This release is in response to a potential user whose speech program can’t cope with Unicode. Ironic, isn’t it, that a program which converts text to speech can’t figure out what IPA characters sound like. Surely, surely that is where you would start, when writing such a thing, so that you can have rules for how to convert the orthographic representation of each language into the IPA, and then have a single sound synthesis process based on that. Really, I don’t know what passes for thinking these days.

May this be the last release for a good long while! Not that I don’t want to fix any problems that might arise, but rather that I want it to not have any such problems. There is more to my life (and this blog in particular) than this one program!

Posted by jamie at 14:16+13:00 | Comments (0) | Permalink

November 10, 2004

IPA Zounds 2.0 released

I have just released version 2.0 of IPA Zounds.

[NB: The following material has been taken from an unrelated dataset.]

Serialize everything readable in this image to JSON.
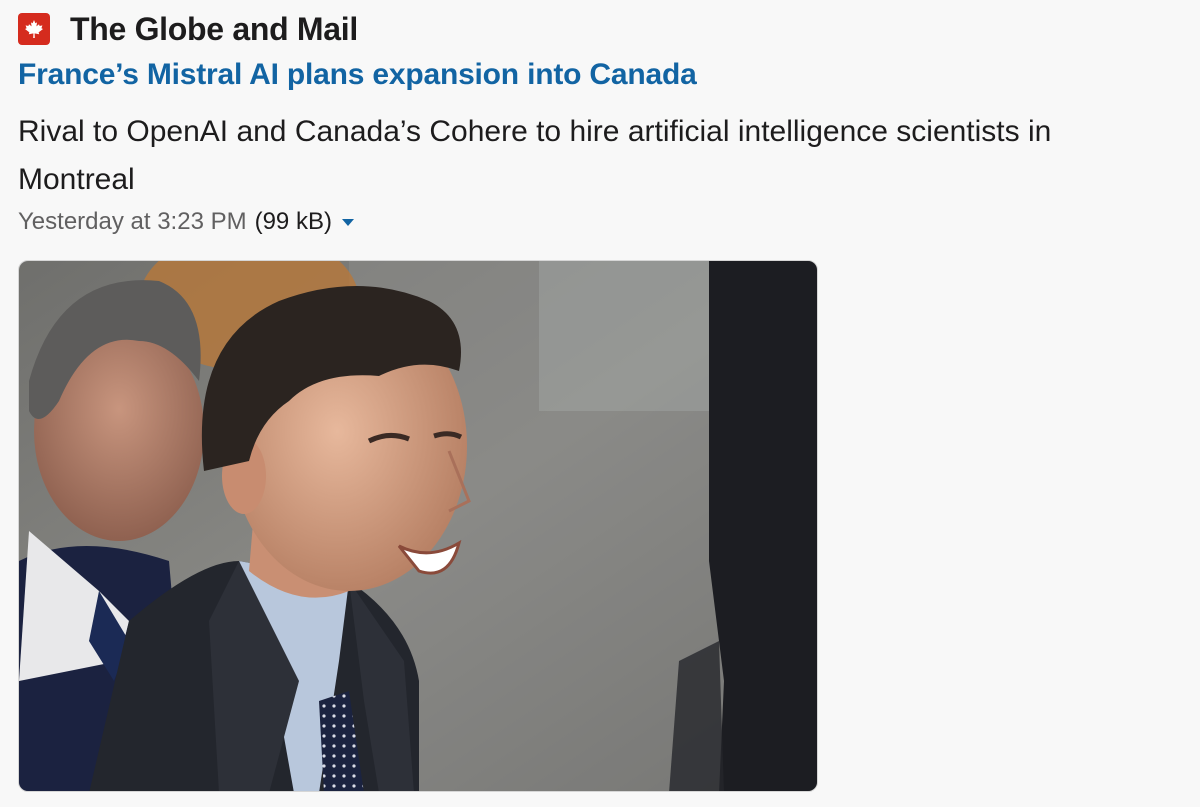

This release has a new GUI, using PyGTK, and some back-end changes; the changelog has most of the details.

At this point, all I can say is “about time!”, and start working on the next project (a dictionary editor).

Posted by jamie at 20:04+13:00 | Comments (0) | Permalink

November 04, 2004

From the Dhammapada

What we are is the result of what we have thought,
is built by our thoughts, is made up of our thoughts.
If one speaks or acts with an impure thought,
suffering follows one,
like the wheel of the cart follows the foot of the ox.

What we are is the result of what we have thought,
is built by our thoughts, is made up of our thoughts.
If one speaks or acts with a pure thought,
happiness follows one,
like a shadow that never leaves.

“They insulted me; they hurt me;
they defeated me; they cheated me.”
In those who harbor such thoughts,
hate will never cease.

“They insulted me; they hurt me;
they defeated me; they cheated me.”
In those who do not harbor such thoughts,
hate will cease.

For hate is never conquered by hate.
Hate is conquered by love.
This is an eternal law.
Many do not realize that we must all come to an end here;
but those who do realize this, end their quarrels at once.

Posted by jamie at 20:19+13:00 | Comments (0) | Permalink